Stored entries
***

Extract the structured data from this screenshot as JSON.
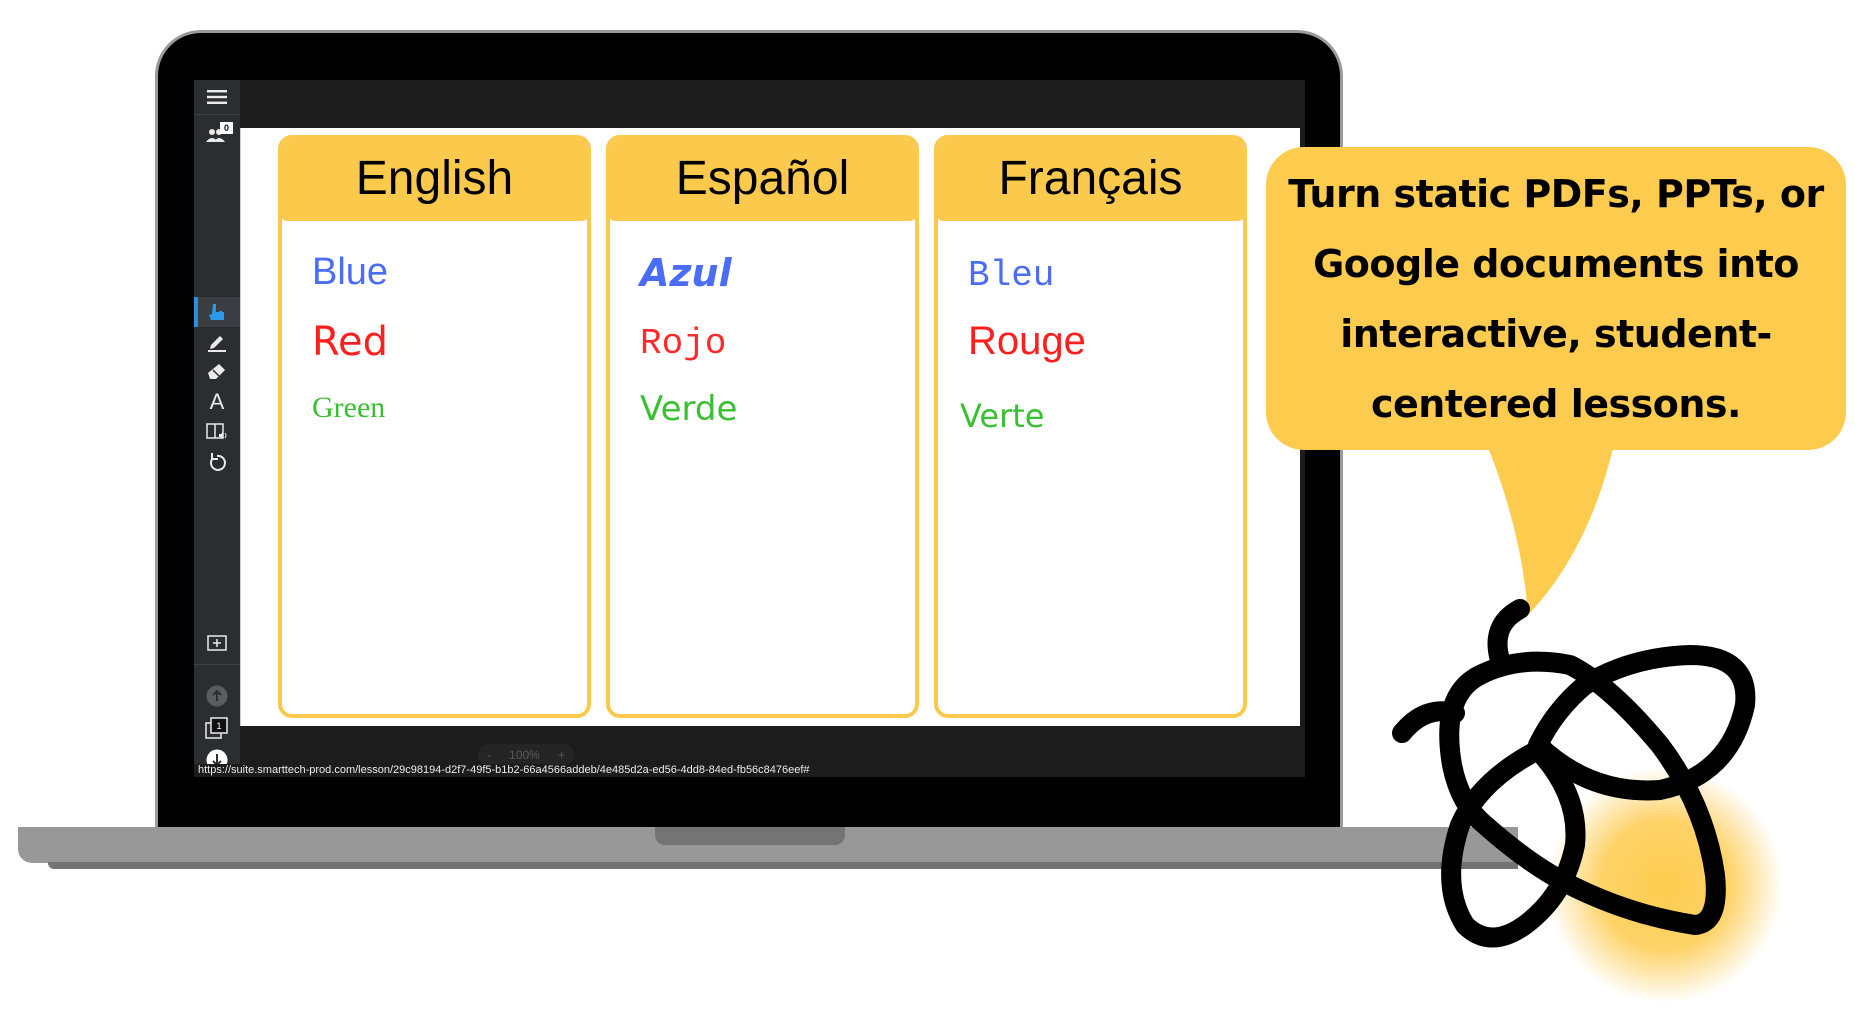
{
  "sidebar": {
    "participants_count": "0",
    "page_number": "1",
    "icons": [
      "menu-icon",
      "participants-icon",
      "select-hand-icon",
      "pen-icon",
      "eraser-icon",
      "text-icon",
      "read-aloud-icon",
      "undo-icon",
      "add-page-icon",
      "previous-page-icon",
      "pages-icon",
      "next-page-icon"
    ],
    "active_tool": "select-hand-icon",
    "active_color": "#2a8fe0"
  },
  "canvas": {
    "cards": [
      {
        "title": "English",
        "words": [
          {
            "text": "Blue",
            "color": "#4a6cf7"
          },
          {
            "text": "Red",
            "color": "#ff1f1f"
          },
          {
            "text": "Green",
            "color": "#39c032"
          }
        ]
      },
      {
        "title": "Español",
        "words": [
          {
            "text": "Azul",
            "color": "#4a6cf7"
          },
          {
            "text": "Rojo",
            "color": "#ff2a2a"
          },
          {
            "text": "Verde",
            "color": "#39c032"
          }
        ]
      },
      {
        "title": "Français",
        "words": [
          {
            "text": "Bleu",
            "color": "#4a6cf7"
          },
          {
            "text": "Rouge",
            "color": "#ff1f1f"
          },
          {
            "text": "Verte",
            "color": "#39c032"
          }
        ]
      }
    ],
    "card_color": "#fbc94c"
  },
  "zoom": {
    "minus": "-",
    "value": "100%",
    "plus": "+"
  },
  "status_url": "https://suite.smarttech-prod.com/lesson/29c98194-d2f7-49f5-b1b2-66a4566addeb/4e485d2a-ed56-4dd8-84ed-fb56c8476eef#",
  "bubble": {
    "text": "Turn static PDFs, PPTs, or Google documents into interactive, student-centered lessons.",
    "color": "#fdcb4e"
  },
  "mascot": {
    "name": "bee-logo-icon",
    "glow_color": "#fdcb4e"
  }
}
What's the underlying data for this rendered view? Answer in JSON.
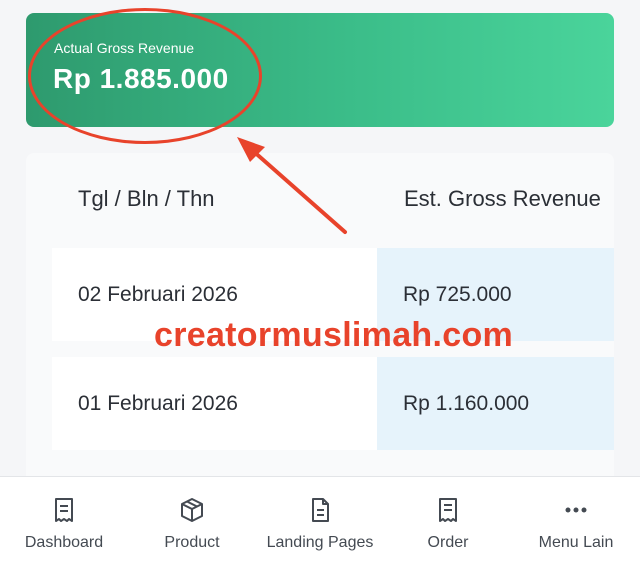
{
  "revenue_card": {
    "label": "Actual Gross Revenue",
    "value": "Rp 1.885.000"
  },
  "table": {
    "headers": [
      "Tgl / Bln / Thn",
      "Est. Gross Revenue"
    ],
    "rows": [
      {
        "date": "02 Februari 2026",
        "revenue": "Rp 725.000"
      },
      {
        "date": "01 Februari 2026",
        "revenue": "Rp 1.160.000"
      }
    ]
  },
  "watermark": "creatormuslimah.com",
  "bottom_nav": [
    {
      "label": "Dashboard",
      "icon": "receipt-icon"
    },
    {
      "label": "Product",
      "icon": "box-icon"
    },
    {
      "label": "Landing Pages",
      "icon": "document-icon"
    },
    {
      "label": "Order",
      "icon": "order-receipt-icon"
    },
    {
      "label": "Menu Lain",
      "icon": "more-dots-icon"
    }
  ],
  "colors": {
    "card_gradient_start": "#2e9a6e",
    "card_gradient_end": "#4ad49b",
    "annotation_red": "#e8432b",
    "revenue_cell_bg": "#e6f3fb"
  }
}
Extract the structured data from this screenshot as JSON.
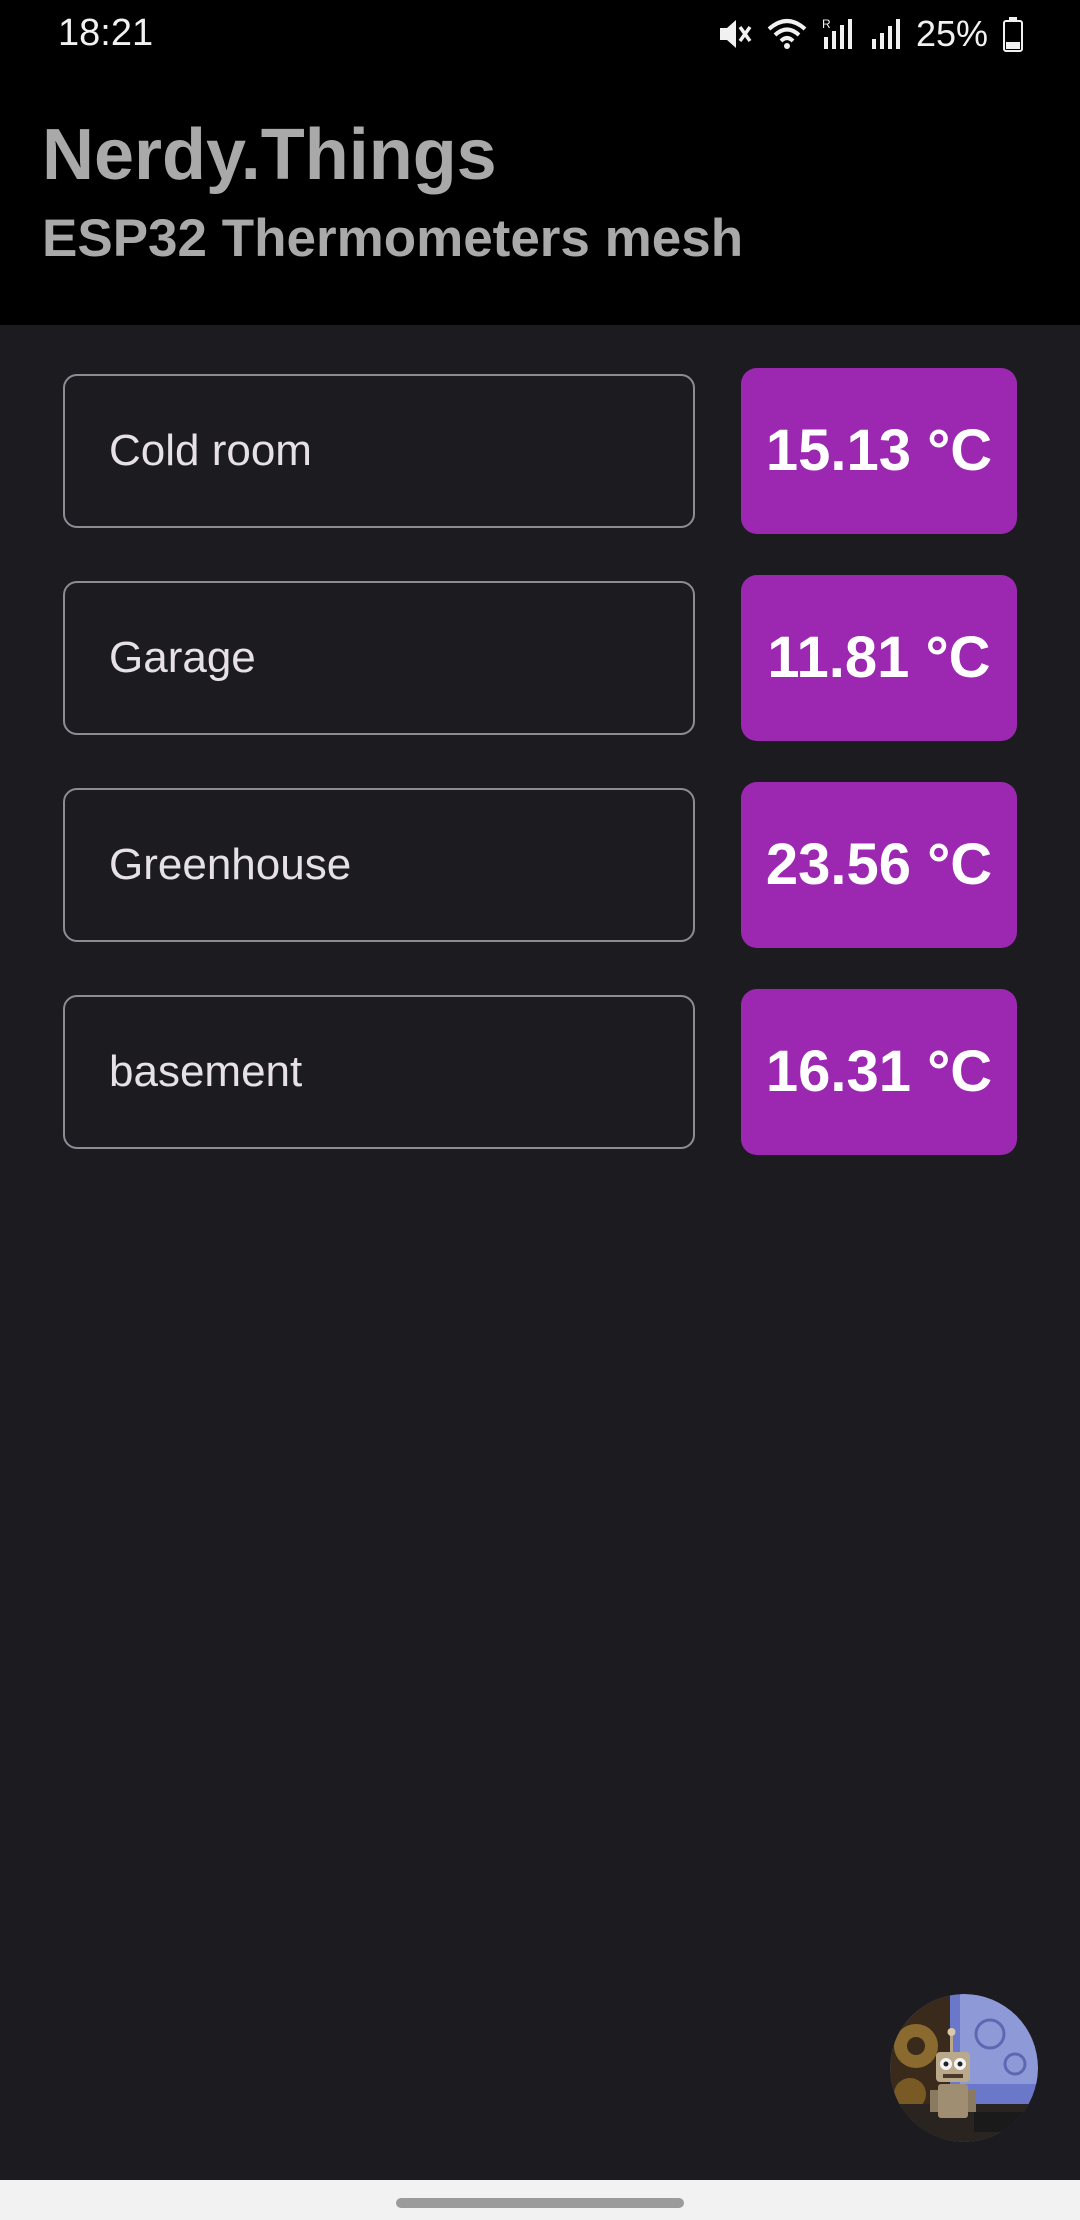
{
  "status_bar": {
    "time": "18:21",
    "battery_percent": "25%",
    "icons": [
      "mute-icon",
      "wifi-icon",
      "cell-signal-r-icon",
      "cell-signal-icon",
      "battery-icon"
    ],
    "battery_level": 0.25
  },
  "header": {
    "title": "Nerdy.Things",
    "subtitle": "ESP32 Thermometers mesh"
  },
  "sensors": [
    {
      "name": "Cold room",
      "temperature": "15.13 °C"
    },
    {
      "name": "Garage",
      "temperature": "11.81 °C"
    },
    {
      "name": "Greenhouse",
      "temperature": "23.56 °C"
    },
    {
      "name": "basement",
      "temperature": "16.31 °C"
    }
  ],
  "colors": {
    "header_background": "#000000",
    "page_background": "#1c1b20",
    "temperature_badge": "#9c27b0",
    "header_text": "#a9a9a9"
  },
  "avatar": {
    "icon": "robot-avatar-icon"
  }
}
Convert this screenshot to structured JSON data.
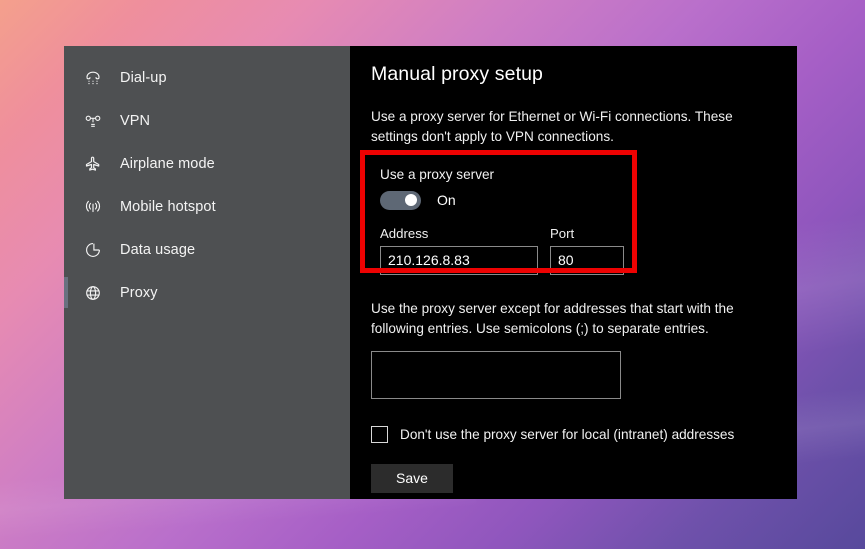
{
  "sidebar": {
    "items": [
      {
        "label": "Dial-up",
        "icon": "dialup-icon",
        "selected": false
      },
      {
        "label": "VPN",
        "icon": "vpn-icon",
        "selected": false
      },
      {
        "label": "Airplane mode",
        "icon": "airplane-icon",
        "selected": false
      },
      {
        "label": "Mobile hotspot",
        "icon": "hotspot-icon",
        "selected": false
      },
      {
        "label": "Data usage",
        "icon": "data-usage-icon",
        "selected": false
      },
      {
        "label": "Proxy",
        "icon": "globe-icon",
        "selected": true
      }
    ]
  },
  "content": {
    "title": "Manual proxy setup",
    "description": "Use a proxy server for Ethernet or Wi-Fi connections. These settings don't apply to VPN connections.",
    "use_proxy_label": "Use a proxy server",
    "toggle_state": "On",
    "toggle_on": true,
    "address_label": "Address",
    "address_value": "210.126.8.83",
    "port_label": "Port",
    "port_value": "80",
    "exceptions_description": "Use the proxy server except for addresses that start with the following entries. Use semicolons (;) to separate entries.",
    "exceptions_value": "",
    "local_bypass_label": "Don't use the proxy server for local (intranet) addresses",
    "local_bypass_checked": false,
    "save_label": "Save"
  },
  "colors": {
    "highlight": "#ee0202",
    "toggle_track": "#5e6875",
    "sidebar_bg": "#4e5052",
    "content_bg": "#000000",
    "selection_accent": "#6a7180"
  }
}
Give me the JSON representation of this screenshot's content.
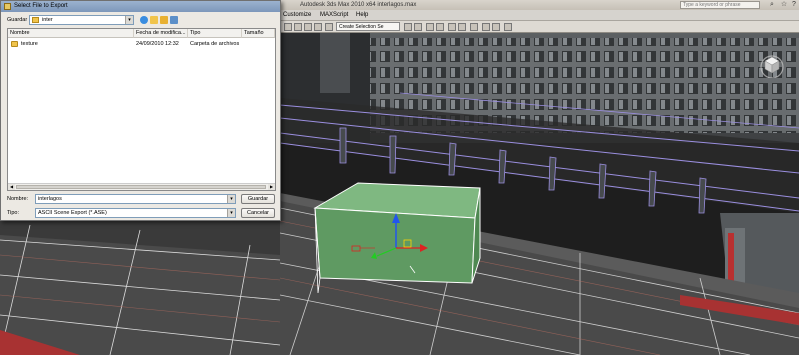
{
  "max": {
    "title": "Autodesk 3ds Max 2010 x64    interlagos.max",
    "search_placeholder": "Type a keyword or phrase",
    "menu": [
      "Customize",
      "MAXScript",
      "Help"
    ],
    "selection_set_placeholder": "Create Selection Se"
  },
  "dialog": {
    "title": "Select File to Export",
    "look_in_label": "Guardar",
    "look_in_value": "inter",
    "columns": [
      "Nombre",
      "Fecha de modifica...",
      "Tipo",
      "Tamaño"
    ],
    "files": [
      {
        "name": "texture",
        "date": "24/09/2010 12:32",
        "type": "Carpeta de archivos",
        "size": ""
      }
    ],
    "filename_label": "Nombre:",
    "filename_value": "interlagos",
    "filetype_label": "Tipo:",
    "filetype_value": "ASCII Scene Export (*.ASE)",
    "save_button": "Guardar",
    "cancel_button": "Cancelar"
  },
  "colors": {
    "dialog_title_bar": "#8aa3c4",
    "box_fill": "#5f9a62",
    "wire_color": "#9b8fe0",
    "gizmo_y": "#2255ee",
    "gizmo_x": "#dd2222",
    "gizmo_z": "#22cc22"
  }
}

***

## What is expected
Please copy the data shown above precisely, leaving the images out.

## Output of the exercise
Extract the structured data from this screenshot as JSON.
{
  "sidebar": {
    "participants_count": "0",
    "page_number": "1",
    "icons": [
      "menu-icon",
      "participants-icon",
      "select-hand-icon",
      "pen-icon",
      "eraser-icon",
      "text-icon",
      "read-aloud-icon",
      "undo-icon",
      "add-page-icon",
      "previous-page-icon",
      "pages-icon",
      "next-page-icon"
    ],
    "active_tool": "select-hand-icon",
    "active_color": "#2a8fe0"
  },
  "canvas": {
    "cards": [
      {
        "title": "English",
        "words": [
          {
            "text": "Blue",
            "color": "#4a6cf7"
          },
          {
            "text": "Red",
            "color": "#ff1f1f"
          },
          {
            "text": "Green",
            "color": "#39c032"
          }
        ]
      },
      {
        "title": "Español",
        "words": [
          {
            "text": "Azul",
            "color": "#4a6cf7"
          },
          {
            "text": "Rojo",
            "color": "#ff2a2a"
          },
          {
            "text": "Verde",
            "color": "#39c032"
          }
        ]
      },
      {
        "title": "Français",
        "words": [
          {
            "text": "Bleu",
            "color": "#4a6cf7"
          },
          {
            "text": "Rouge",
            "color": "#ff1f1f"
          },
          {
            "text": "Verte",
            "color": "#39c032"
          }
        ]
      }
    ],
    "card_color": "#fbc94c"
  },
  "zoom": {
    "minus": "-",
    "value": "100%",
    "plus": "+"
  },
  "status_url": "https://suite.smarttech-prod.com/lesson/29c98194-d2f7-49f5-b1b2-66a4566addeb/4e485d2a-ed56-4dd8-84ed-fb56c8476eef#",
  "bubble": {
    "text": "Turn static PDFs, PPTs, or Google documents into interactive, student-centered lessons.",
    "color": "#fdcb4e"
  },
  "mascot": {
    "name": "bee-logo-icon",
    "glow_color": "#fdcb4e"
  }
}
What's the underlying data for this rendered view? Answer in JSON.
{
  "revenue_card": {
    "label": "Actual Gross Revenue",
    "value": "Rp 1.885.000"
  },
  "table": {
    "headers": [
      "Tgl / Bln / Thn",
      "Est. Gross Revenue"
    ],
    "rows": [
      {
        "date": "02 Februari 2026",
        "revenue": "Rp 725.000"
      },
      {
        "date": "01 Februari 2026",
        "revenue": "Rp 1.160.000"
      }
    ]
  },
  "watermark": "creatormuslimah.com",
  "bottom_nav": [
    {
      "label": "Dashboard",
      "icon": "receipt-icon"
    },
    {
      "label": "Product",
      "icon": "box-icon"
    },
    {
      "label": "Landing Pages",
      "icon": "document-icon"
    },
    {
      "label": "Order",
      "icon": "order-receipt-icon"
    },
    {
      "label": "Menu Lain",
      "icon": "more-dots-icon"
    }
  ],
  "colors": {
    "card_gradient_start": "#2e9a6e",
    "card_gradient_end": "#4ad49b",
    "annotation_red": "#e8432b",
    "revenue_cell_bg": "#e6f3fb"
  }
}
Extract the structured data from this screenshot as JSON.
{
  "status_bar": {
    "time": "18:21",
    "battery_percent": "25%",
    "icons": [
      "mute-icon",
      "wifi-icon",
      "cell-signal-r-icon",
      "cell-signal-icon",
      "battery-icon"
    ],
    "battery_level": 0.25
  },
  "header": {
    "title": "Nerdy.Things",
    "subtitle": "ESP32 Thermometers mesh"
  },
  "sensors": [
    {
      "name": "Cold room",
      "temperature": "15.13 °C"
    },
    {
      "name": "Garage",
      "temperature": "11.81 °C"
    },
    {
      "name": "Greenhouse",
      "temperature": "23.56 °C"
    },
    {
      "name": "basement",
      "temperature": "16.31 °C"
    }
  ],
  "colors": {
    "header_background": "#000000",
    "page_background": "#1c1b20",
    "temperature_badge": "#9c27b0",
    "header_text": "#a9a9a9"
  },
  "avatar": {
    "icon": "robot-avatar-icon"
  }
}
Convert this screenshot to structured JSON data.
{
  "sidebar": {
    "items": [
      {
        "label": "Dial-up",
        "icon": "dialup-icon",
        "selected": false
      },
      {
        "label": "VPN",
        "icon": "vpn-icon",
        "selected": false
      },
      {
        "label": "Airplane mode",
        "icon": "airplane-icon",
        "selected": false
      },
      {
        "label": "Mobile hotspot",
        "icon": "hotspot-icon",
        "selected": false
      },
      {
        "label": "Data usage",
        "icon": "data-usage-icon",
        "selected": false
      },
      {
        "label": "Proxy",
        "icon": "globe-icon",
        "selected": true
      }
    ]
  },
  "content": {
    "title": "Manual proxy setup",
    "description": "Use a proxy server for Ethernet or Wi-Fi connections. These settings don't apply to VPN connections.",
    "use_proxy_label": "Use a proxy server",
    "toggle_state": "On",
    "toggle_on": true,
    "address_label": "Address",
    "address_value": "210.126.8.83",
    "port_label": "Port",
    "port_value": "80",
    "exceptions_description": "Use the proxy server except for addresses that start with the following entries. Use semicolons (;) to separate entries.",
    "exceptions_value": "",
    "local_bypass_label": "Don't use the proxy server for local (intranet) addresses",
    "local_bypass_checked": false,
    "save_label": "Save"
  },
  "colors": {
    "highlight": "#ee0202",
    "toggle_track": "#5e6875",
    "sidebar_bg": "#4e5052",
    "content_bg": "#000000",
    "selection_accent": "#6a7180"
  }
}
Give me the JSON representation of this screenshot's content.
{
  "max": {
    "title": "Autodesk 3ds Max 2010 x64    interlagos.max",
    "search_placeholder": "Type a keyword or phrase",
    "menu": [
      "Customize",
      "MAXScript",
      "Help"
    ],
    "selection_set_placeholder": "Create Selection Se"
  },
  "dialog": {
    "title": "Select File to Export",
    "look_in_label": "Guardar",
    "look_in_value": "inter",
    "columns": [
      "Nombre",
      "Fecha de modifica...",
      "Tipo",
      "Tamaño"
    ],
    "files": [
      {
        "name": "texture",
        "date": "24/09/2010 12:32",
        "type": "Carpeta de archivos",
        "size": ""
      }
    ],
    "filename_label": "Nombre:",
    "filename_value": "interlagos",
    "filetype_label": "Tipo:",
    "filetype_value": "ASCII Scene Export (*.ASE)",
    "save_button": "Guardar",
    "cancel_button": "Cancelar"
  },
  "colors": {
    "dialog_title_bar": "#8aa3c4",
    "box_fill": "#5f9a62",
    "wire_color": "#9b8fe0",
    "gizmo_y": "#2255ee",
    "gizmo_x": "#dd2222",
    "gizmo_z": "#22cc22"
  }
}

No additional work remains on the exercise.